St Helens back row
I suppose people reading this will be expecting a list of excuses and mitigating circumstances for our defeat at Wakefield last Sunday.
I could list reasons but in all honesty we produced a very poor second-half performance and were punished by a very potent offensive display from the Wildcats.
It has amused me, though, how quickly we have been written off and how people can paint the picture that we are a club in crisis.
Apart from orders to wear black to training, a compulsory diet of bread and water and a strict laughter ban, not much has changed internally!
It has been frustrating for me personally to watch the lads struggling
The truth is we thoroughly review the performance of the team and the individuals after victory or defeat.
And if we lose, our attitude and mood in training does not change.
We always maintain high standards, but we still enjoy each other's company - and laughter and fun are a big part of what we do.
It has been frustrating for me personally to watch the lads struggling during my two-game suspension, and I feel a slight amount of guilt about not being able to help them out in any way.
It's always hard watching something you have invested so much emotion in and not being able to influence the result.
But it's not only me who has been frustrated. We have had an unlucky run of injuries and it seems a lot of players have been fidgeting in the stands.
The stand is a really uncomfortable place for a rugby league player to be.
It is like waiting for a woman to try on clothes in a shop.
The walls start closing in and you experience cold sweats and an uncontrollable urge to run away!
At least none of the directors asked me if they 'looked nice' or if the suit they were wearing made them 'look big'.
A rugby player's home is on the pitch on match day, in the mud and cold with the rest of the team.
For some reason I have started reminiscing about how the game used to be.

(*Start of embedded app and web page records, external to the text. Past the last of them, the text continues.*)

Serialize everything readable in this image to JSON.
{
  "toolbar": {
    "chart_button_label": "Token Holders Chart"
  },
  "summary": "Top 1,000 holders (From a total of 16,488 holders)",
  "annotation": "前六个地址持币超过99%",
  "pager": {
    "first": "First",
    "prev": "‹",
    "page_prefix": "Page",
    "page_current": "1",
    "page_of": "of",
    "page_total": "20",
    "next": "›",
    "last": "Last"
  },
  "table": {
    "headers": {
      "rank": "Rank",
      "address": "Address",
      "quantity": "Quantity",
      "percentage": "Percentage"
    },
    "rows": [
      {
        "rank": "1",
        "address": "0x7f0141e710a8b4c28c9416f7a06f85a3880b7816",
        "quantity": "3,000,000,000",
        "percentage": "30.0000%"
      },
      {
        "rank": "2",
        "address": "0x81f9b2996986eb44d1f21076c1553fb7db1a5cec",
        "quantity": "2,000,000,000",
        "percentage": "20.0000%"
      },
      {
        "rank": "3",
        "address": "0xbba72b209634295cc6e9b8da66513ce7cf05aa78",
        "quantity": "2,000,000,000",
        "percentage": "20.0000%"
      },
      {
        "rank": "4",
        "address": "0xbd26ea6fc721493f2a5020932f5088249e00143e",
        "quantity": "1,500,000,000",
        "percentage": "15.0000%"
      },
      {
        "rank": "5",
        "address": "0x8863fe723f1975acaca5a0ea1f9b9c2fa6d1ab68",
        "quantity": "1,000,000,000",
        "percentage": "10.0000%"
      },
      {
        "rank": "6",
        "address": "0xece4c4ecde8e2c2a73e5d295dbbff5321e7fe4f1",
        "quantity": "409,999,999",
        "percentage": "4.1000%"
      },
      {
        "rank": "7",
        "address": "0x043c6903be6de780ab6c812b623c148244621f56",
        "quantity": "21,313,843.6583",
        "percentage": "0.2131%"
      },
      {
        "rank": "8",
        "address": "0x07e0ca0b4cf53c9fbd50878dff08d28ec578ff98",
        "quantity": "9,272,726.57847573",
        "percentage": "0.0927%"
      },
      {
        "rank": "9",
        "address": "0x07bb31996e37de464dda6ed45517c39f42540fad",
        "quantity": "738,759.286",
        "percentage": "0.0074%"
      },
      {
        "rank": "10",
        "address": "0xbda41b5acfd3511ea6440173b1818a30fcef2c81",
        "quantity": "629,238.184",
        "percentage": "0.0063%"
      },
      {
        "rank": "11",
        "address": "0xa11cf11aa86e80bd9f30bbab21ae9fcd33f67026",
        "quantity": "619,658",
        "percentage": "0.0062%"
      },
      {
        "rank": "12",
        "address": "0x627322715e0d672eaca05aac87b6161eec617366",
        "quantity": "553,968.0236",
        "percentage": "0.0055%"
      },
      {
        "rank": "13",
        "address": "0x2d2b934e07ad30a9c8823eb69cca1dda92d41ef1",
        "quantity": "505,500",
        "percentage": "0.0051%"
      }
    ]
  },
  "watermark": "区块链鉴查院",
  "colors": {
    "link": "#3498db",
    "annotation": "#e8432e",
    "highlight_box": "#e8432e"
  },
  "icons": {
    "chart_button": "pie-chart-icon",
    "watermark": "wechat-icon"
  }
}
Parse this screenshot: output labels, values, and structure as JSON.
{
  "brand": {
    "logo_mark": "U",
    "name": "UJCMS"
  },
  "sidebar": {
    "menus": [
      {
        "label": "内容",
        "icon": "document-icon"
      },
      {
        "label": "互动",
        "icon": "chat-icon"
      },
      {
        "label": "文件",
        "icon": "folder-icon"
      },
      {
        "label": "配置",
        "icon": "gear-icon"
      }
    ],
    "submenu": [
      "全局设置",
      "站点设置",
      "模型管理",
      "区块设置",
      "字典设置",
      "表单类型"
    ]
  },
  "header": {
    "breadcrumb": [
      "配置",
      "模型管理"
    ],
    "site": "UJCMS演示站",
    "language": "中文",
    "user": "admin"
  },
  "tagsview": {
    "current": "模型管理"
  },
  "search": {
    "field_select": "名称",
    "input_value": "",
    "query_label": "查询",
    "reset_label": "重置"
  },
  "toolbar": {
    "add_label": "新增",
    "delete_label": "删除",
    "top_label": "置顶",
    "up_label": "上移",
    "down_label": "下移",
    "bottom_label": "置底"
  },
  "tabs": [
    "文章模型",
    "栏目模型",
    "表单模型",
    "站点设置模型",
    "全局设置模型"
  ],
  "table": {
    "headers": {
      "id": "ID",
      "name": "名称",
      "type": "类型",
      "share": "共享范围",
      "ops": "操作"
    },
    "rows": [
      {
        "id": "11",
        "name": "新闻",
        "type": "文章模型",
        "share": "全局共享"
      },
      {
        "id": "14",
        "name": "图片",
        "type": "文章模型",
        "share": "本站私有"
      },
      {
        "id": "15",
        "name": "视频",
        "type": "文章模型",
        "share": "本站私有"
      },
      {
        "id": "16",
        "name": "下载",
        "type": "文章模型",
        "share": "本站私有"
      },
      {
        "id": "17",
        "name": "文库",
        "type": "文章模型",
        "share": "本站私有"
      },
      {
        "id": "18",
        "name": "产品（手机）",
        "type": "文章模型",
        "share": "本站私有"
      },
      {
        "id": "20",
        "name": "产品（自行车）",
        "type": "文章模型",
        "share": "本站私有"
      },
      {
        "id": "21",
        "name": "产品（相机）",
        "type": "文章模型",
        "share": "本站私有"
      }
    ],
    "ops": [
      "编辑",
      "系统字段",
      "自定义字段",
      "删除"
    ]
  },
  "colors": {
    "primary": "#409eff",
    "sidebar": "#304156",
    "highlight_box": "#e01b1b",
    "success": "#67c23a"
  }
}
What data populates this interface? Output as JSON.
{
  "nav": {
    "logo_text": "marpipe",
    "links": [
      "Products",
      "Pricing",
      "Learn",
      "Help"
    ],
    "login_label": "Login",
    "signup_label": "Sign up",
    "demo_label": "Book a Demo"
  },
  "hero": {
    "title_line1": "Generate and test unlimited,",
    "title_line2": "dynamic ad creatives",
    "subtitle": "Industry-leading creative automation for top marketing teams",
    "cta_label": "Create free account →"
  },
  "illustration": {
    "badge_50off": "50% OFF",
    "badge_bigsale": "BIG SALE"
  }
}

How we were: Kelvin Coslett lifts the Challenge Cup for Saints in 1972
It must be the cold and wet conditions reminding me of days when winter rugby was all the rage.
An era when the players were really tough blokes, and things such as extra grip on a ball, strapping tape, sports supplements and physiotherapy were all distant dreams of what life could be like.
And as for television replays allowing the officials to make the right decisions, pure luxury!
Maybe we get spoilt as modern players.
We often use conditions as an excuse, but great players of old tossed the pigskin around in the mud and rain, wearing heavy boots and getting little support from referees.
The stiff arm used to be a legitimate technique to fell your opponent and the occasional off-the-ball right hook to the head was deemed worthy of just a penalty to the opposition.
The modern game has changed in some ways, and for the better, but in other ways I like the old-fashioned, less complicated version.
I could sit and talk with the game's characters for hours.
Kel Coslett, a true legend at Saints, is currently football manager at the club, which means he is the link between the board and the players.
Kel used to work for a large brewery in St Helens while he played, delivering barrels to hundreds of pubs and clubs before going training in the night.
It amazes me how he and others managed it, but I suppose a lot of the weight training we do now was done via manual labour achieved in the work place.
It makes me laugh whenever I ask Kel for directions.
We are not only representing the club and ourselves but also the league and our country
It generally goes like this: "You go left at the Dog and Duck, straight past the Golden Lion Bear, right at The Swan, then take your second left after The Griffin Inn, cracking Sunday lunch there!"
He is like a human A to Z of public houses.
Kel and players of his era, the likes of Geoff Pimblett, Roger Millward, John Atkinson and Malcolm Reilly, are truly great athletes.
There are so many I could carry on forever.
Brisbane Broncos are another team full of great players, and on Friday night we will try to put our poor Super League form behind us when we meet them in the World Club Challenge.
It should be a fantastic occasion and a memorable one, too.
We are not only representing the club and ourselves but also the league and our country.
I cannot wait for the game and the lads who have won it before tell me it is a true highlight of their distinguished careers.
It's always good to test yourself against the best, and that is what we will be doing in Bolton.
Any neutrals, please come and cheer us on. Your support will be greatly appreciated.